EPA says on its Web site that it will issue an interim report on the Stewardship program by about January 2009, and a more detailed report by about January 2010. The agency has left open the possibility that it may eventually develop regulations specific to nanomaterials. However, the timing and scope of future steps remain uncertain, Kemery says.

Neither EPA nor NNI is attempting to track the companies, products, or materials. Instead, they defer to sources such as the Project for Emerging Nanotechnologies or the NanoBusiness Alliance. Those groups acknowledge that their inventories are far from complete. Even the definition of nanotechnology and nanomaterials remains elusive.

Meanwhile, as hundreds of nanoproducts pour onto the market, US and international organizations continue to dicker over how to research and manage nanoproducts.

On Feb. 14, 2008, NNI announced its "Strategy for Nanotechnology-Related Environmental, Health, and Safety Research." This document is generally considered an improvement over earlier versions, but critics still panned it on numerous grounds.

The US Congress is working on legislation modifying the NNI. Search US Congress on the Internet for HR 5940 and S 3274.

The National Academies' National Research Council is conducting a "Review of the Federal Strategy to Address Environmental, Health, and Safety Research Needs for Engineered Nanoscale Materials." A final report is expected in September or October 2008. More information.

At the local level, Cambridge, MA, is discussing a controversial move to either set up a voluntary disclosure system for everyone working on nanomaterials, or establish formal regulations. The Boston area is one of the US hotspots for nanotech. Berkeley, CA, part of another nanotech epicenter, already regulates nanomaterials.

More Resources

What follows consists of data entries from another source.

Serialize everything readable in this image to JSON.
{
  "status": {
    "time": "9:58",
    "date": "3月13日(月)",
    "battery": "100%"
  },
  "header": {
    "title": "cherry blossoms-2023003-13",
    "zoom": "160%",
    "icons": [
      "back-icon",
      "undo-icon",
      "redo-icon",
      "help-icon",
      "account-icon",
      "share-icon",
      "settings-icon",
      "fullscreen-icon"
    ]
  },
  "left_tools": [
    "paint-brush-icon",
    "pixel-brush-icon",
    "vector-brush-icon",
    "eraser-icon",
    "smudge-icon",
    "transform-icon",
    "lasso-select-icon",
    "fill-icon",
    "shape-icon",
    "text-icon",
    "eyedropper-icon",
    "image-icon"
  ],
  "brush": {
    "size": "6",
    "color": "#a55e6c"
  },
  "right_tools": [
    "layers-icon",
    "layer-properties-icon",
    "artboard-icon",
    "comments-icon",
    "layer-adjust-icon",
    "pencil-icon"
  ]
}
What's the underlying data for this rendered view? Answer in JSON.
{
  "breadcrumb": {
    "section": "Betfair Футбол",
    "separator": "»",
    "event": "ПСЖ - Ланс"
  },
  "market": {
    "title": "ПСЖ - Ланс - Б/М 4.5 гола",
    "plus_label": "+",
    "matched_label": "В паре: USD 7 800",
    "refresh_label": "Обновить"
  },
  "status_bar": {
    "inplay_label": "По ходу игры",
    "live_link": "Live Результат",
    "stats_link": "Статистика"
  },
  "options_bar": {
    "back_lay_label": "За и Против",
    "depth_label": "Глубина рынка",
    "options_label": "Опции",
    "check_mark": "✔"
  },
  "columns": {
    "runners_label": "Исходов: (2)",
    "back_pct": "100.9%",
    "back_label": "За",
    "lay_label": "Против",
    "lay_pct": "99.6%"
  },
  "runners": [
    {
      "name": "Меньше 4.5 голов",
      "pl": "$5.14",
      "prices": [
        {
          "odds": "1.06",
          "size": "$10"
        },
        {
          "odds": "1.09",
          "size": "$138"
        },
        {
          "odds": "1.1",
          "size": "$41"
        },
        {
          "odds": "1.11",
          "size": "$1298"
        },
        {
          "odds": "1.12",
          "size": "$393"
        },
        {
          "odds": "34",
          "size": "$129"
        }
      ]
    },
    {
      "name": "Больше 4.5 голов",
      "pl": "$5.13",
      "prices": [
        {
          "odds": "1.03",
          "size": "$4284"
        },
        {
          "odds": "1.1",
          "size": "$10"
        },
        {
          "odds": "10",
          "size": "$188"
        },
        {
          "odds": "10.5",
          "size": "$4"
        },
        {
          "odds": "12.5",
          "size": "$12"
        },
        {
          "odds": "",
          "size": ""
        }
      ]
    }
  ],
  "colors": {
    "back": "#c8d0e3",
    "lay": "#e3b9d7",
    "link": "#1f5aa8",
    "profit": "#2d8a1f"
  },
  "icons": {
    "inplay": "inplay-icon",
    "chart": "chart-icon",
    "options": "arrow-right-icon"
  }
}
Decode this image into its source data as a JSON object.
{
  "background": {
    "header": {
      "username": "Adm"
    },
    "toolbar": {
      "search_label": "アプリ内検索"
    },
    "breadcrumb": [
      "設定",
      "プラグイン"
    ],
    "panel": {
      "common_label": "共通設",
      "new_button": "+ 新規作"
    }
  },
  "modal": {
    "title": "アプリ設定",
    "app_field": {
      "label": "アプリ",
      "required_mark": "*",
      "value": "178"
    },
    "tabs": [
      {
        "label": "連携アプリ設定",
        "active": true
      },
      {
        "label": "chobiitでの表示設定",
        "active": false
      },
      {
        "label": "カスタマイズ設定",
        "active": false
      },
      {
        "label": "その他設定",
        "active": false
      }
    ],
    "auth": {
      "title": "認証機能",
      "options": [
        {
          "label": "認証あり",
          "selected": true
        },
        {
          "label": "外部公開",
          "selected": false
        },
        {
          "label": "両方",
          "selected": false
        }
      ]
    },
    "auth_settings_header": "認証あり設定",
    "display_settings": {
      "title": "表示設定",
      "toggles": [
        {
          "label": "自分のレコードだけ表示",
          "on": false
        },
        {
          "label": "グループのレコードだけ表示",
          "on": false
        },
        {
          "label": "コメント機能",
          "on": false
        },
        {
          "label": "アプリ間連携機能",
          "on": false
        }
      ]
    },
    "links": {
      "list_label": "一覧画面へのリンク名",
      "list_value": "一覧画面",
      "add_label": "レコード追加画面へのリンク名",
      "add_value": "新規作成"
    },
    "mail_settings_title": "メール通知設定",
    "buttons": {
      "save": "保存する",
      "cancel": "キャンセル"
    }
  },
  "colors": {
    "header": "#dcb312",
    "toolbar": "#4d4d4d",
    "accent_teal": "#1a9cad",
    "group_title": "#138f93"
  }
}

  • EPA: main nanotechnology page (includes references to global efforts to try to get an initial handle on nanotechnology, by organizations such as the International Organization for Standardization and the Organization for Economic Cooperation and Development).
  • NanoBusiness Alliance.
  • The Project on Emerging Nanotechnologies has the following:
  • Upcoming reports: approximately Aug. 20, 2008, addressing the shortcomings, and potential regulatory options, for the US Consumer Product Safety Commission; approximately mid-September 2008, addressing dietary supplements, and shortcomings and regulatory and management options, for the US Food and Drug Administration. Contact: Colin Finan, 202-691-4321.
  • For extensive media coverage of issues such as research on health and environmental effects; industry developments; and political discussions, actions or inaction, search for "nanotechnology" and "nanomaterial" in "article text" at Environmental Health News.
  • Numerous nanotech sources and resources are included in TipSheets of March 1, 2006; and May 12, 2004. Many other resources are included in half a dozen other TipSheets that turn up when you search the archives for "nanotechnology."